_Given data:_
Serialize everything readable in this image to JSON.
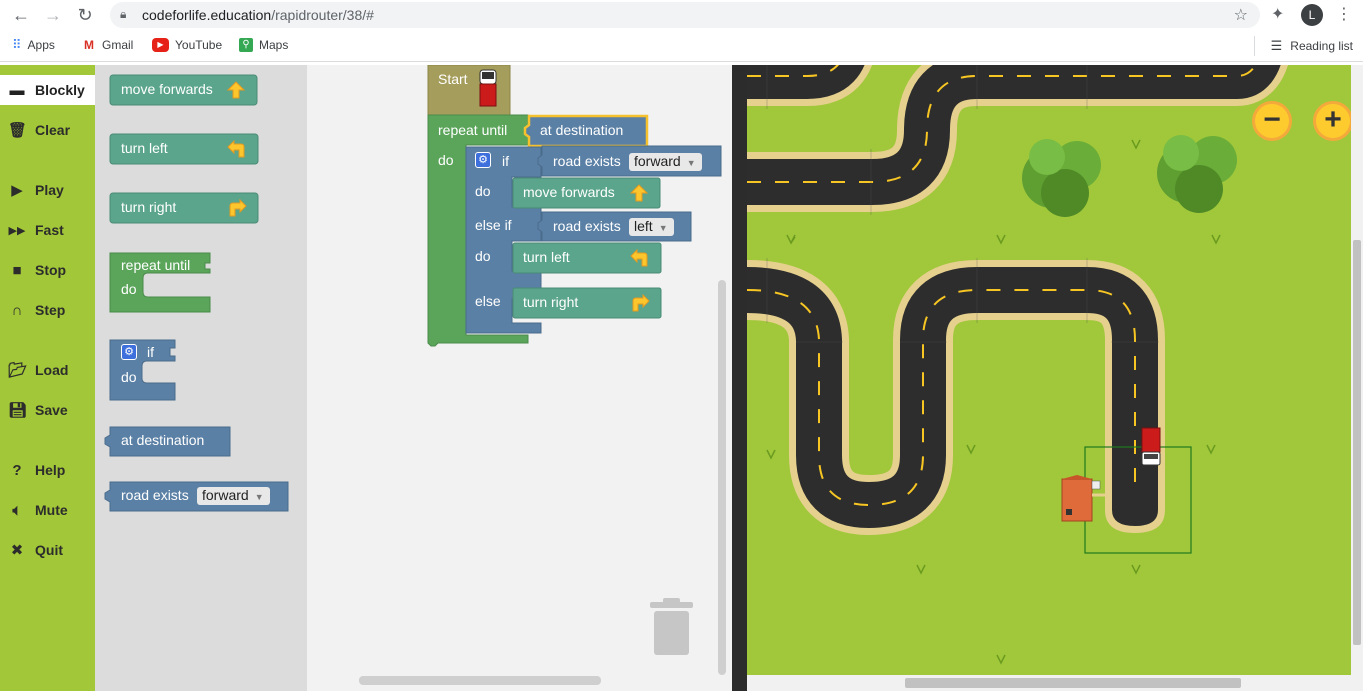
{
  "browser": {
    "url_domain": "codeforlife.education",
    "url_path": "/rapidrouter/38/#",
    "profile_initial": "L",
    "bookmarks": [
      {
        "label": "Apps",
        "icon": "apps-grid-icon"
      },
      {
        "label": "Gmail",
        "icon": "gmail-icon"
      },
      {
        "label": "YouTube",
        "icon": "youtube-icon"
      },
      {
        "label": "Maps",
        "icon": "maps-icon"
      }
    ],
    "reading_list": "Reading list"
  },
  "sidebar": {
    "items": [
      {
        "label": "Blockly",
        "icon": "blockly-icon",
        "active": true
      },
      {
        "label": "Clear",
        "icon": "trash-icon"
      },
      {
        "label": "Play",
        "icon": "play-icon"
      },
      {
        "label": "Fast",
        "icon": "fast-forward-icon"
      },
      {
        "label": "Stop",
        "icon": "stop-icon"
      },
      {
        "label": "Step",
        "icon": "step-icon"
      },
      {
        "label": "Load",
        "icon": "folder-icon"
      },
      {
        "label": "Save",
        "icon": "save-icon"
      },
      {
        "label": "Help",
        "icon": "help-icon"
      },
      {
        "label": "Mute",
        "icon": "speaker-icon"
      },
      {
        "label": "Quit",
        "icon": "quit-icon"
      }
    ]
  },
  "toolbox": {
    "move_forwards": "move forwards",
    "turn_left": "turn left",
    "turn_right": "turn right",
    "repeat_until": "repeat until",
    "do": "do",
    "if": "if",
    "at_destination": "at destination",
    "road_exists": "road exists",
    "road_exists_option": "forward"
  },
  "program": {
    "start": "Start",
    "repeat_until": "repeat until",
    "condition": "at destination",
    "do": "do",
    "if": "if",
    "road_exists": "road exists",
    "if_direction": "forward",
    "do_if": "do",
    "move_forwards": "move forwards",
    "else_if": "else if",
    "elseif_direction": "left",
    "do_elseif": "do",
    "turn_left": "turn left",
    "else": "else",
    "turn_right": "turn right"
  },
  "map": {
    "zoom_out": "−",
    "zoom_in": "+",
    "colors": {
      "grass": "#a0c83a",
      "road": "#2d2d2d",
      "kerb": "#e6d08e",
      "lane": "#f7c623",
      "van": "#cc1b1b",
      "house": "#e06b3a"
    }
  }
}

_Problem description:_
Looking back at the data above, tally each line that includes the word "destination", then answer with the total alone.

_Response area:_
2